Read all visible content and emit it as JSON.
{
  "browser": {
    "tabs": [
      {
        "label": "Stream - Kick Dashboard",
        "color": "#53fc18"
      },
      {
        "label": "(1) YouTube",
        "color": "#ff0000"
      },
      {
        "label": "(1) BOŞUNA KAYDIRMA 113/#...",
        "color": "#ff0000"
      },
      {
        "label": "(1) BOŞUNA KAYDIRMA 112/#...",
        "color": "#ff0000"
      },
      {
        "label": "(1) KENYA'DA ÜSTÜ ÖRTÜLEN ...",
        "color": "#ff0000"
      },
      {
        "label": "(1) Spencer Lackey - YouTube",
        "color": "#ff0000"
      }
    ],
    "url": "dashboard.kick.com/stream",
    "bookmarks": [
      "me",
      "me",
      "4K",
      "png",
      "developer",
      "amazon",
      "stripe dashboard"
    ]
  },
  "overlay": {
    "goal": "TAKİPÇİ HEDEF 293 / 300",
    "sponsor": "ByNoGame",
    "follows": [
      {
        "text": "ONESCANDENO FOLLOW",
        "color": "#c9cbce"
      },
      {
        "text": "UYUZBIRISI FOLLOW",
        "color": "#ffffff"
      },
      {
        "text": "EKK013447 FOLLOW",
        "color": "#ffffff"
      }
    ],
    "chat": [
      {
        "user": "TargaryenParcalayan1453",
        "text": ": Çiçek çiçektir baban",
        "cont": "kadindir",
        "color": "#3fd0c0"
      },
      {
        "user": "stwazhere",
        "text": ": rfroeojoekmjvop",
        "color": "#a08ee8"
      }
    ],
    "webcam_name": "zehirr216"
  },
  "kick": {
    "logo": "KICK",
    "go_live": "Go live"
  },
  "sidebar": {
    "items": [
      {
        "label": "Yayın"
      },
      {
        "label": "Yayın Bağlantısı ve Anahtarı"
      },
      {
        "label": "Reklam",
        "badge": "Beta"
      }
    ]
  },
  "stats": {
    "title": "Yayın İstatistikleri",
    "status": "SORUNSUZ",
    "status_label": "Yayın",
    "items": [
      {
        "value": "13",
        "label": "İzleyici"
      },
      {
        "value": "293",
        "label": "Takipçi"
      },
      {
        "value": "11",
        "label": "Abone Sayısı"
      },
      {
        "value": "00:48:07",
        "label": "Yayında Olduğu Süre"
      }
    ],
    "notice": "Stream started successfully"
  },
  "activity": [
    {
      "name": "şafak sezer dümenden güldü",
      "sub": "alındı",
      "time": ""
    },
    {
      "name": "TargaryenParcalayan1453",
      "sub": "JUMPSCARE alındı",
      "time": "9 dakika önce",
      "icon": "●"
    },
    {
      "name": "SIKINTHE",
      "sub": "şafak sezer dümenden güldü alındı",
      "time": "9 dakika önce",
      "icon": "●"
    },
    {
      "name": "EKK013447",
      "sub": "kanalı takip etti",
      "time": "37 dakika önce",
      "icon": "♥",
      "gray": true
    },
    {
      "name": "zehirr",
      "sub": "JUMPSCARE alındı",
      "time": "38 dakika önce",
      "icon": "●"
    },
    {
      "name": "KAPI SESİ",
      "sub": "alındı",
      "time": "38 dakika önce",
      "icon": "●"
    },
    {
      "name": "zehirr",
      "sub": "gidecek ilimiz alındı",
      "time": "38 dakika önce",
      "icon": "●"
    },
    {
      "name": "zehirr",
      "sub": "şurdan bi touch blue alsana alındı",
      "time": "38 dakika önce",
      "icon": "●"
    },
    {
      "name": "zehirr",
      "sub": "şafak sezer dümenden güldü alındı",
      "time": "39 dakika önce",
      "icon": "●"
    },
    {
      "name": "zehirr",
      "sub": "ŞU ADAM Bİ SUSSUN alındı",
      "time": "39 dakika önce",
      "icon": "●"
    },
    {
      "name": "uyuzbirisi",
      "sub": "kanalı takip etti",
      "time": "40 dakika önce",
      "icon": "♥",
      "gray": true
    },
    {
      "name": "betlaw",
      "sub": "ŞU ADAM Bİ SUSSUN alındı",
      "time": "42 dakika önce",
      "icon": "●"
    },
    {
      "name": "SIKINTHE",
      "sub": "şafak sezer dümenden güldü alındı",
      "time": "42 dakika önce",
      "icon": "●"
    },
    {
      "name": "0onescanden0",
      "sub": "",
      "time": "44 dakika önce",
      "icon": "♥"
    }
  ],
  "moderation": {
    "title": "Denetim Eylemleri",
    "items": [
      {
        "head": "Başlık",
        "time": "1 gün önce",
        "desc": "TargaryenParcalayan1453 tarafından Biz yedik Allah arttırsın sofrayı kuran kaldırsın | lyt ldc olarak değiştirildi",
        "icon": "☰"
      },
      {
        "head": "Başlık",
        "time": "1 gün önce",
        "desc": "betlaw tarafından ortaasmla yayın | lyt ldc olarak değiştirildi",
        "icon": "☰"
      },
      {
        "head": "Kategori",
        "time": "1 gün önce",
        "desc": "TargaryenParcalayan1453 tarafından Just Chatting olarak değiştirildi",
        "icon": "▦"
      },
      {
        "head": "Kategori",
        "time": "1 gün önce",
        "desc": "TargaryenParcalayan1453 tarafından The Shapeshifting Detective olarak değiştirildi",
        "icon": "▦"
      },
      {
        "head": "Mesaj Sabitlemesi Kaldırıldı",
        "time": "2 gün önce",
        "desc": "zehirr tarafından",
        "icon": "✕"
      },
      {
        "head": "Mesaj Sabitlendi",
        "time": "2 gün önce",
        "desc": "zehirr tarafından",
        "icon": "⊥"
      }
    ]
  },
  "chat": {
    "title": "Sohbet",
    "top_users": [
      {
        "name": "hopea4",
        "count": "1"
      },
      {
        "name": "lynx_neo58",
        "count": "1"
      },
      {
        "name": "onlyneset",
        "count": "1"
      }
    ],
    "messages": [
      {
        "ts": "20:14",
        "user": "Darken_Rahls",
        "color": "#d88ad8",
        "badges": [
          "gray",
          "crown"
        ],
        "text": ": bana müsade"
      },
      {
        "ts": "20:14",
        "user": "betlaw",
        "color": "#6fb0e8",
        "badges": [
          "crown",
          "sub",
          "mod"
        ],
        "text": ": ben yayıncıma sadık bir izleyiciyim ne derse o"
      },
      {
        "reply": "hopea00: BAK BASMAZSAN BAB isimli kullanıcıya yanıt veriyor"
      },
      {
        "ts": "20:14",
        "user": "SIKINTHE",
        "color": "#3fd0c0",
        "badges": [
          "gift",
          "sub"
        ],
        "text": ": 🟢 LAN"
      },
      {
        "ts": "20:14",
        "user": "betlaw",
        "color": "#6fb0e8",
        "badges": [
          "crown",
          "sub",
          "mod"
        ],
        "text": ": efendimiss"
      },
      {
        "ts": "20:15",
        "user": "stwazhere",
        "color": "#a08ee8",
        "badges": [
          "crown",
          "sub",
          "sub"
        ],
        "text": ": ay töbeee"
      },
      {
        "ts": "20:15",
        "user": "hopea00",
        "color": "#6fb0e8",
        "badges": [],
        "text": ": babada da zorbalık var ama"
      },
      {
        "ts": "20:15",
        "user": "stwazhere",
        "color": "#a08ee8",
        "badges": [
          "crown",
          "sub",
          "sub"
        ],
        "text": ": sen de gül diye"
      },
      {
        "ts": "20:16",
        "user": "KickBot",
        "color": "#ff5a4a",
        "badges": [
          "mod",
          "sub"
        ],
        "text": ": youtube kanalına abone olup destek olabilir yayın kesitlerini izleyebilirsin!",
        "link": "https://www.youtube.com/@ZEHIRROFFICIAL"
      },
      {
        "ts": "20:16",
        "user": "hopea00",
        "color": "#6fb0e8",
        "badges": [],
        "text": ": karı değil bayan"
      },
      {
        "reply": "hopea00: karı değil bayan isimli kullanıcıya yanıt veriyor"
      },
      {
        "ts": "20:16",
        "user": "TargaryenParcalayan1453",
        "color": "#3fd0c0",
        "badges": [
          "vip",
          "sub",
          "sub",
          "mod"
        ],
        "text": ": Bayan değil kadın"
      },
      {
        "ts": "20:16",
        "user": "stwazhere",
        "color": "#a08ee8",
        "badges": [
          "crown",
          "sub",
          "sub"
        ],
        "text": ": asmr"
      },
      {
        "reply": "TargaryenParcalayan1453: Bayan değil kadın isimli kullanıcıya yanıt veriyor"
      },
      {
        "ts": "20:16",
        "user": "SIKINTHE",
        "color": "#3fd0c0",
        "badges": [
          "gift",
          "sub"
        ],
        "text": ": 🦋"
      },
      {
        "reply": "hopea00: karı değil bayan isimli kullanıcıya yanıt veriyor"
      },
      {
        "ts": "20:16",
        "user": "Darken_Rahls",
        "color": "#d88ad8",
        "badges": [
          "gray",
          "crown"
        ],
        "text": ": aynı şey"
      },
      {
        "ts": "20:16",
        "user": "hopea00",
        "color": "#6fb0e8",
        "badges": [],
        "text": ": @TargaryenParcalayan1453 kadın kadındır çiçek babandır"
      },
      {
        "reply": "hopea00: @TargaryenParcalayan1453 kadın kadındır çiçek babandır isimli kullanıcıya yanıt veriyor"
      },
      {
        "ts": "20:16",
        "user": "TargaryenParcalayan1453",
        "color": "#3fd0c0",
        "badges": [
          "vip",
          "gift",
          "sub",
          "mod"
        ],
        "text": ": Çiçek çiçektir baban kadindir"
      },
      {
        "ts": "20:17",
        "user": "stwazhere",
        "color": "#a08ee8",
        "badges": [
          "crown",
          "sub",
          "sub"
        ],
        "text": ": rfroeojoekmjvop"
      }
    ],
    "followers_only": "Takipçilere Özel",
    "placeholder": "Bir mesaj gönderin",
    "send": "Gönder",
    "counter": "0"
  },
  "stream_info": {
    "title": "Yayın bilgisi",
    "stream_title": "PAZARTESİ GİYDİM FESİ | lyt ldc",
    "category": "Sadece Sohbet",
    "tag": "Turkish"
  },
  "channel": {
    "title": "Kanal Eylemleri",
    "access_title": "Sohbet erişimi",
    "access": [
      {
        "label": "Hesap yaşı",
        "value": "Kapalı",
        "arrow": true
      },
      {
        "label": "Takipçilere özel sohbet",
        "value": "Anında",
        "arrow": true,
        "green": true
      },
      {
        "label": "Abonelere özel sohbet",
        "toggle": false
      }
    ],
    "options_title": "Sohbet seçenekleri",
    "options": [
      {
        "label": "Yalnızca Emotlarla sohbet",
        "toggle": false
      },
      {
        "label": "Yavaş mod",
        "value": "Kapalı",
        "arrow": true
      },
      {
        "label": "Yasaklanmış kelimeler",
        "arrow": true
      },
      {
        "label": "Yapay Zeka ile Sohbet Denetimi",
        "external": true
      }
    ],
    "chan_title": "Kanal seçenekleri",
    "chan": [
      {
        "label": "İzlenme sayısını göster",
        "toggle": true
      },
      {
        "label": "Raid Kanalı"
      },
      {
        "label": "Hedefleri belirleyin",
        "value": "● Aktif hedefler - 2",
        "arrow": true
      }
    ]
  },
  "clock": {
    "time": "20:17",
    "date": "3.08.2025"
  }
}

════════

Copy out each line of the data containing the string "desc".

        "desc": "TargaryenParcalayan1453 tarafından Biz yedik Allah arttırsın sofrayı kuran kaldırsın | lyt ldc olarak değiştirildi",
        "desc": "betlaw tarafından ortaasmla yayın | lyt ldc olarak değiştirildi",
        "desc": "TargaryenParcalayan1453 tarafından Just Chatting olarak değiştirildi",
        "desc": "TargaryenParcalayan1453 tarafından The Shapeshifting Detective olarak değiştirildi",
        "desc": "zehirr tarafından",
        "desc": "zehirr tarafından",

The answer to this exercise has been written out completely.